Today, we’re going to explore the wonderful world of engraving aluminum stamping blanks with the KNK Force. Aluminum is a very soft metal, so this is more of a test of engraving settings rather than the Force’s ability to engrave.
– KNK Force
– KNK Force Engraving Tool
– RMP Stamping Blanks, 1″ Round with Hole, Aluminum .040″ (18 Ga.)
– Scotch Double Sided Tape, 1/2 x 250 Inches, 3-Pack Caddy (3136)
– Scotch Sure Start Shipping Packaging Tape, 2 Inches x 800 Inches (145)
I used Make the Cut to create the SVG file used in testing. Each aluminum blank has been cut using slightly different settings and close-up photographs are included for each.
Here’s a quick screencast on what I did in MTC to prepare the test SVG.
The font I used is named Aegina and is free to download.
Test – Engraving 18ga Aluminum
I applied a piece of double-sided tape to the exposed side of a blank and affixed it to the cutting mat, then remove the protective covering. With an oversized piece of shipping tape, I covered the blank and adhered the ends of the tape to the cutting mat while trying to minimize the air trapped. The goal here is to prevent the material from moving while engraving.
After uploading the SVG to C3, I set my first test to use these settings – Passes: 1
Cutting Depth: 10
Cutting Speed: 30
Up Speed: 40
Plunge Speed: 20
Lift Speed: 20
After beginning with a cutting depth of 10, I increased it by 10 on successive job runs until reaching a final cutting depth of 50. I ran one more test across two passes beginning at 30 and ending at 60.
Here are the results:
Please note that I did no polishing or finishing work on these. What you see is straight off the mat. And I realize it may be difficult to determine what you’re supposed to be looking at, so I’ll describe each of the results based on what my eyes see and fingers can feel.
At a cutting depth of 10, the borders of each letter are clearly defined. The engraving lines are neat and well defined.
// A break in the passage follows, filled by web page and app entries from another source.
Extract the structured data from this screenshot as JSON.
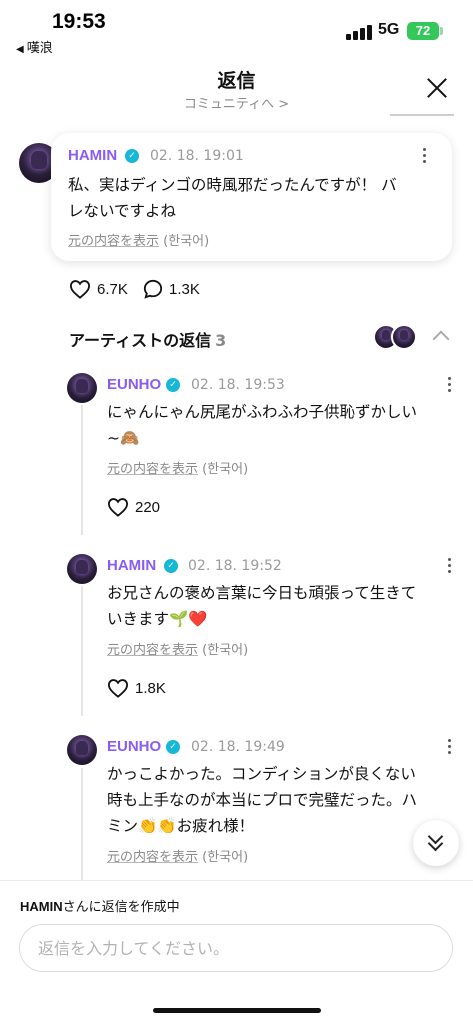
{
  "status_bar": {
    "time": "19:53",
    "back_app": "嘆浪",
    "network": "5G",
    "battery": "72"
  },
  "header": {
    "title": "返信",
    "subtitle": "コミュニティへ >"
  },
  "post": {
    "author": "HAMIN",
    "date": "02. 18. 19:01",
    "text_line1": "私、実はディンゴの時風邪だったんですが！ バ",
    "text_line2": "レないですよね",
    "translate_link": "元の内容を表示",
    "translate_lang": "(한국어)",
    "likes": "6.7K",
    "comments": "1.3K"
  },
  "artist_replies": {
    "title": "アーティストの返信",
    "count": "3",
    "replies": [
      {
        "author": "EUNHO",
        "date": "02. 18. 19:53",
        "line1": "にゃんにゃん尻尾がふわふわ子供恥ずかしい",
        "line2": "~🙈",
        "translate_link": "元の内容を表示",
        "translate_lang": "(한국어)",
        "likes": "220"
      },
      {
        "author": "HAMIN",
        "date": "02. 18. 19:52",
        "line1": "お兄さんの褒め言葉に今日も頑張って生きて",
        "line2": "いきます🌱❤️",
        "translate_link": "元の内容を表示",
        "translate_lang": "(한국어)",
        "likes": "1.8K"
      },
      {
        "author": "EUNHO",
        "date": "02. 18. 19:49",
        "line1": "かっこよかった。コンディションが良くない",
        "line2": "時も上手なのが本当にプロで完璧だった。ハ",
        "line3": "ミン👏👏お疲れ様！",
        "translate_link": "元の内容を表示",
        "translate_lang": "(한국어)"
      }
    ]
  },
  "composer": {
    "replying_to": "HAMIN",
    "replying_suffix": "さんに返信を作成中",
    "placeholder": "返信を入力してください。"
  },
  "colors": {
    "artist_name": "#8a5cf6",
    "verified_badge": "#15b8d6",
    "battery": "#34c759"
  }
}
To the touch, it feels even.
Two out of two people agree that this looks and feels the same as it did with a cutting depth of 10, which is a good thing.
As we go a bit deeper at a cutting depth of 30, letter borders appear a bit less crisp, but still acceptable to my eyes. The engraving lines begin to distort slightly, but to the naked eye it looks fine.
As we move to a cutting depth of 40, the borders of each letter are becoming distorted. The peaks between the engraving lines are minimizing and the overall texture appears to smudge. To the naked eye, it isn’t awful, but it is clearly inferior to previous engravings.
Everything that was bad about the previous engraving is worsened when cutting depth is increased to 50. To my eye, the final product now looks cheap.
Just for kicks, I decided to try doing a second pass to increase the final cutting depth to 60. It’s more difficult to see the engraving lines in the final product and while the text may have lost crispness, it is more readable and generally better looking than a single pass at 50 to my eyes at a normal viewing distance.
Given the compromises between detail and readability, I see no reason to go beyond a cutting depth of 30. 25 could very well be the sweet spot for this material.
Some of the negative effects of cutting too deep may be minimized after polishing and filling the engraved areas with gilder’s paste. I’ll post a follow-up soon so we can see some additional results and hopefully learn a bit more.
For polishing anything, I recommend Flitz. It’s non-toxic, smells good, and can be used on a huge variety of surfaces because it’s non-abrasive, unlike most polishes. I first used it when apprenticing in a piano restoration shop and if it’s good enough for a Steinway…
Thanks for reading! If you have any comments or questions, I’m happy to answer them to the best of my ability.
If you want to see some much better examples of engraving that the KNK machines can do, check out Karisa Doane’s Etsy shop. She’s got a small KNK family in her studio, 2 Zings and 2 Forces!